Celiac.com Sponsors:

Celiac.com Sponsor:
No popular authors found.
Ads by Google:
Celiac.com Sponsors:
 
Celiac.com Sponsor:

Categories

No categories found.


Get Celiac.com's E-Newsletter





Ads by Google:


Follow / Share


  FOLLOW US:
Twitter Facebook Google Plus Pinterest RSS Podcast Email  Get Email Alerts
SHARE:

Popular Articles

No popular articles found.
Celiac.com Sponsors:

Will Kids be the Biggest Beneficiaries of New Celiac Disease Treatments?

Celiac.com 10/09/2015 - For each the past three years, the FDA has sponsored a public workshop focusing on end points and clinical outcomes for drug development in GI diseases. The program is known as the Gastroenterology Regulatory Endpoints and the Advancement of Therapeutics, or by the acronym: GREAT.

This year, GREAT 3, celiac disease was the focus.
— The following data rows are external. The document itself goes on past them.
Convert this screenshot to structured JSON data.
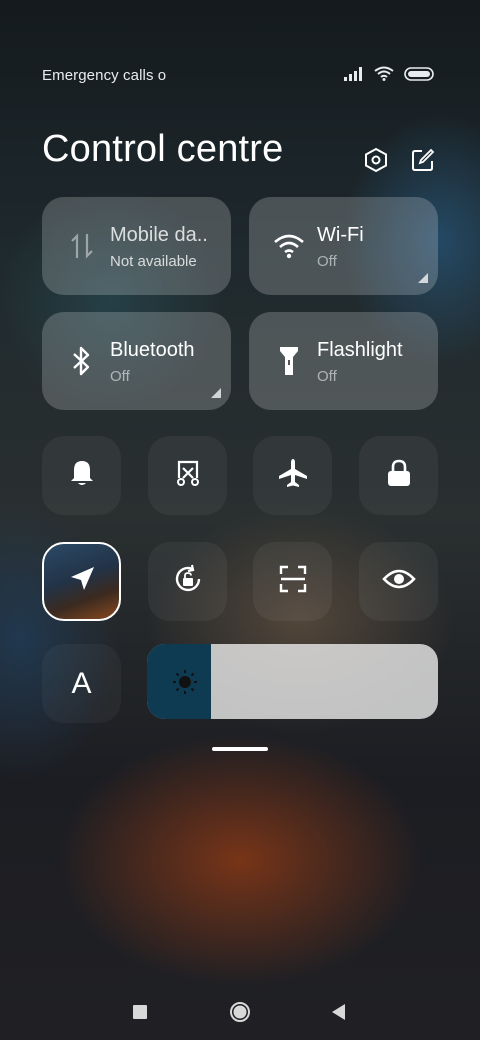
{
  "status_bar": {
    "carrier_text": "Emergency calls o",
    "icons": [
      "signal-icon",
      "wifi-icon",
      "battery-icon"
    ]
  },
  "header": {
    "title": "Control centre",
    "icons": [
      "settings-icon",
      "edit-icon"
    ]
  },
  "tiles": [
    {
      "label": "Mobile da..",
      "status": "Not available",
      "icon": "mobile-data-icon"
    },
    {
      "label": "Wi-Fi",
      "status": "Off",
      "icon": "wifi-icon"
    },
    {
      "label": "Bluetooth",
      "status": "Off",
      "icon": "bluetooth-icon"
    },
    {
      "label": "Flashlight",
      "status": "Off",
      "icon": "flashlight-icon"
    }
  ],
  "toggles_row1": [
    "bell-icon",
    "screenshot-icon",
    "airplane-icon",
    "lock-icon"
  ],
  "toggles_row2": [
    "location-icon",
    "rotation-lock-icon",
    "scanner-icon",
    "eye-icon"
  ],
  "font_toggle": {
    "label": "A"
  },
  "brightness": {
    "level_fraction": 0.22,
    "icon": "brightness-icon"
  },
  "navigation": [
    "recents-icon",
    "home-icon",
    "back-icon"
  ]
}
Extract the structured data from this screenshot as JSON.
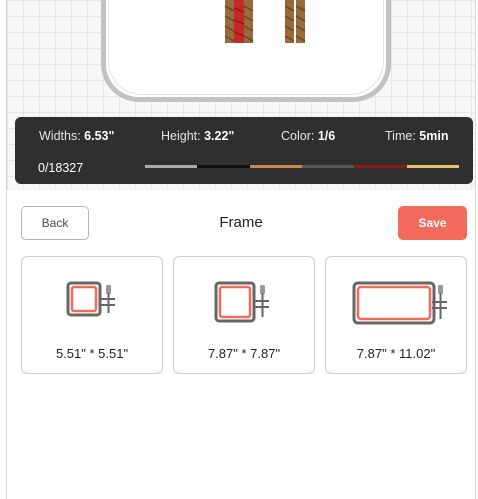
{
  "stats": {
    "width_label": "Widths:",
    "width_value": "6.53\"",
    "height_label": "Height:",
    "height_value": "3.22\"",
    "color_label": "Color:",
    "color_value": "1/6",
    "time_label": "Time:",
    "time_value": "5min",
    "progress": "0/18327",
    "thread_colors": [
      "#a9a9a9",
      "#111111",
      "#c98a52",
      "#5a5a5a",
      "#8b1a1a",
      "#e6c06a"
    ]
  },
  "header": {
    "back_label": "Back",
    "title": "Frame",
    "save_label": "Save"
  },
  "frames": [
    {
      "label": "5.51\" * 5.51\""
    },
    {
      "label": "7.87\" * 7.87\""
    },
    {
      "label": "7.87\" * 11.02\""
    }
  ],
  "colors": {
    "save": "#f26a5c",
    "hoop_red": "#f26a5c",
    "hoop_gray": "#666666",
    "stats_bg": "#2f2f2f"
  }
}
Experts addressed topics that included difficulties in assembling an appropriate target population for pharmacologic therapy, defining and measuring efficacy in clinical celiac disease trials, and the timing of assessment end points. One of the key points made during the conference concerned the special challenges for kids with celiac disease, including lower rates of compliance with a gluten-free diet.

Alessio Fasano, MD, director of the Center for Celiac Research at MassGeneral Hospital for Children, in Boston, said that the data shows that only about 1 in 3 of adults with celiac disease are compliant with a gluten-free diet, with lower compliance in children. Because of this, he notes, "there is an even stronger need for pharmacologic therapies than in the pediatric population than in the adult population."
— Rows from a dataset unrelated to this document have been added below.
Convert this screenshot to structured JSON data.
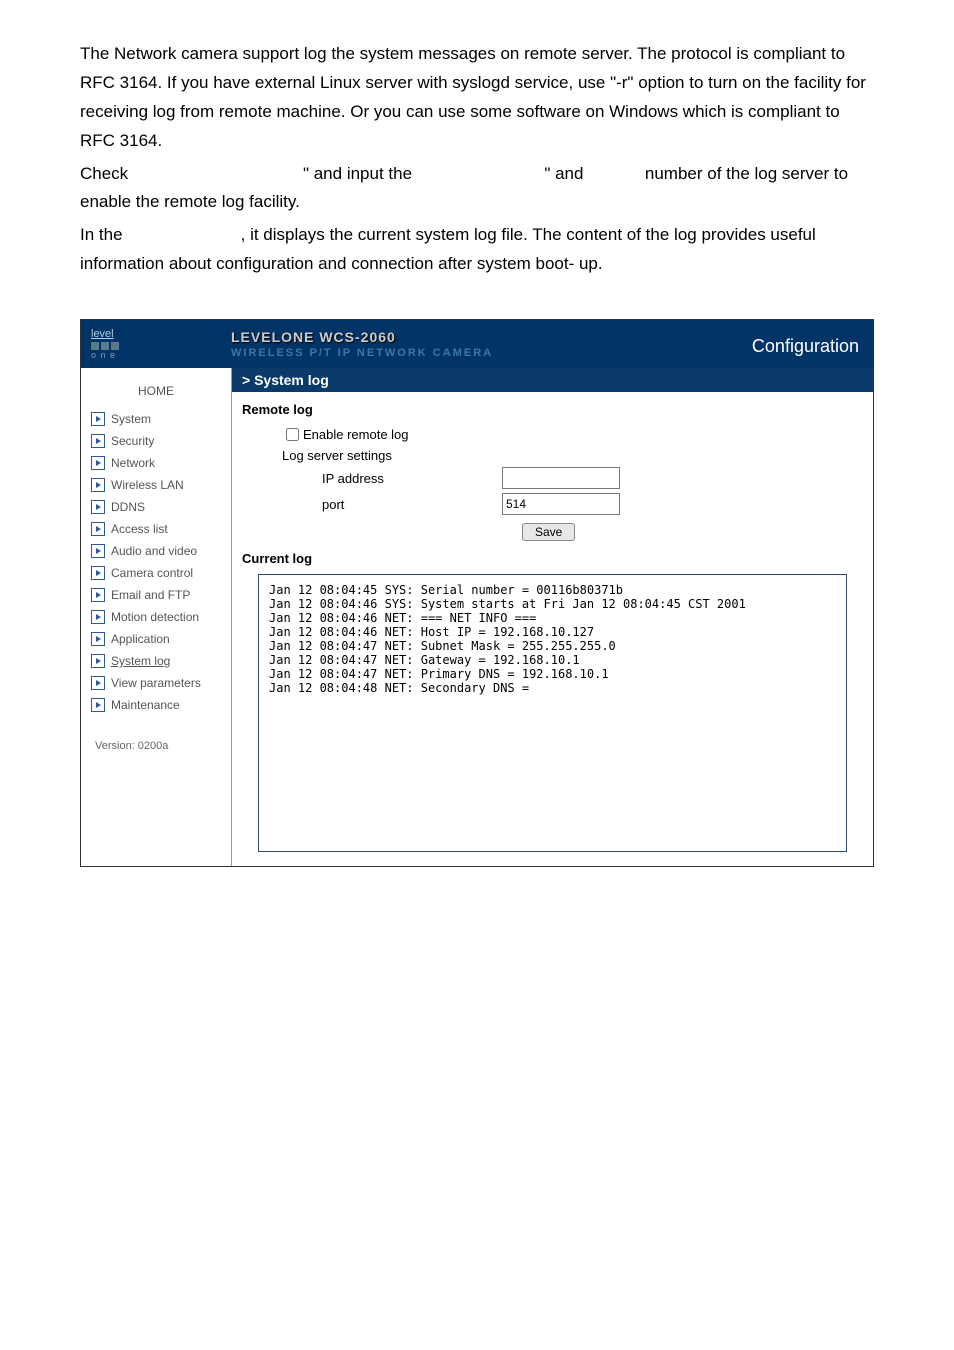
{
  "description": {
    "p1": "The Network camera support log the system messages on remote server. The protocol is compliant to RFC 3164. If you have external Linux server with syslogd service, use \"-r\" option to turn on the facility for receiving log from remote machine. Or you can use some software on Windows which is compliant to RFC 3164.",
    "p2_a": "Check ",
    "p2_b": "\" and input the ",
    "p2_c": "\" and ",
    "p2_d": "number of the log server to enable the remote log facility.",
    "p3_a": "In the ",
    "p3_b": ", it displays the current system log file. The content of the log provides useful information about configuration and connection after system boot- up."
  },
  "logo": {
    "text": "level",
    "sub": "o n e"
  },
  "title": {
    "main": "LEVELONE WCS-2060",
    "sub": "WIRELESS P/T IP NETWORK CAMERA"
  },
  "config_link": "Configuration",
  "sidebar": {
    "home": "HOME",
    "items": [
      {
        "label": "System"
      },
      {
        "label": "Security"
      },
      {
        "label": "Network"
      },
      {
        "label": "Wireless LAN"
      },
      {
        "label": "DDNS"
      },
      {
        "label": "Access list"
      },
      {
        "label": "Audio and video"
      },
      {
        "label": "Camera control"
      },
      {
        "label": "Email and FTP"
      },
      {
        "label": "Motion detection"
      },
      {
        "label": "Application"
      },
      {
        "label": "System log",
        "active": true
      },
      {
        "label": "View parameters"
      },
      {
        "label": "Maintenance"
      }
    ],
    "version": "Version: 0200a"
  },
  "breadcrumb": "> System log",
  "remote_log": {
    "title": "Remote log",
    "enable_label": "Enable remote log",
    "settings_label": "Log server settings",
    "ip_label": "IP address",
    "ip_value": "",
    "port_label": "port",
    "port_value": "514",
    "save_label": "Save"
  },
  "current_log": {
    "title": "Current log",
    "lines": "Jan 12 08:04:45 SYS: Serial number = 00116b80371b\nJan 12 08:04:46 SYS: System starts at Fri Jan 12 08:04:45 CST 2001\nJan 12 08:04:46 NET: === NET INFO ===\nJan 12 08:04:46 NET: Host IP = 192.168.10.127\nJan 12 08:04:47 NET: Subnet Mask = 255.255.255.0\nJan 12 08:04:47 NET: Gateway = 192.168.10.1\nJan 12 08:04:47 NET: Primary DNS = 192.168.10.1\nJan 12 08:04:48 NET: Secondary DNS ="
  }
}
Kids want to "fit in," says Dr. Fassano, and so providing "a pharmacologic safety net for children who want to attend a birthday party or sleepover, so that they do not have to worry about what they eat, could make a huge difference in their lives."

Ads by Google:

College students are another high-risk group for noncompliance, and many campus cafeterias still struggle to provide safe gluten-free diets. He noted that although repeated endoscopies are recommended for monitoring celiac disease in adults, they are not advised in children.

Overall, it seems that children and young people might be the main beneficiaries of drug treatments for celiac disease, though anyone with high sensitivity and a risk of gluten contamination would also likely benefit form such therapies.

As a whole, the group in attendance seemed to be in agreement that, while much work remains to advance the treatment of celiac disease, researchers "know more about this inflammatory disease than virtually any other disease in the immune category. We should be able to come up with alternatives to a gluten-free diet."

What do you think? Would you welcome an alternative to a gluten-free diet for your celiac disease? 

Read more at: Gastrendonews.com

Celiac.com welcomes your comments below (registration is NOT required).










Related Articles



Comments




Rate this article and leave a comment:
Rating: * Poor Excellent
Your Name *: Email (private) *:




In Celiac.com's Forum Now:


hey i've been vegetarian for 8 years and gluten free for almost a year. its difficult since they are kind of opposites. i actually just noticed the advertisemnts from the cancer counil here is australia now has meat listed next to alchol, cigarettes and the sun. a few years ago when i read a...

I'm going to guess the additive effect of a few months of mystery CC glutenings (since resolved), plus heavy training load. The last time I had my antibodies/iron checked in Feb 2016, both were good. Since diagnosis to that point, I'd been taking iron supplements only sporadically, but stopped al...

I'd love to visit! I'm half Irish and half English and would so adore to see Ireland. I loved England when I visited a million years ago. People were so kind.

Whatever you do, run to the store now and eat donuts and bagels. Because I think when your endoscopy is done and over with you're not going to see them again. There are a lot of really good gluten-free cookies, cupcakes, brownies, etc. Donuts and bagels... not so much. Hope you feel better...

Thank you! Im going to check them out now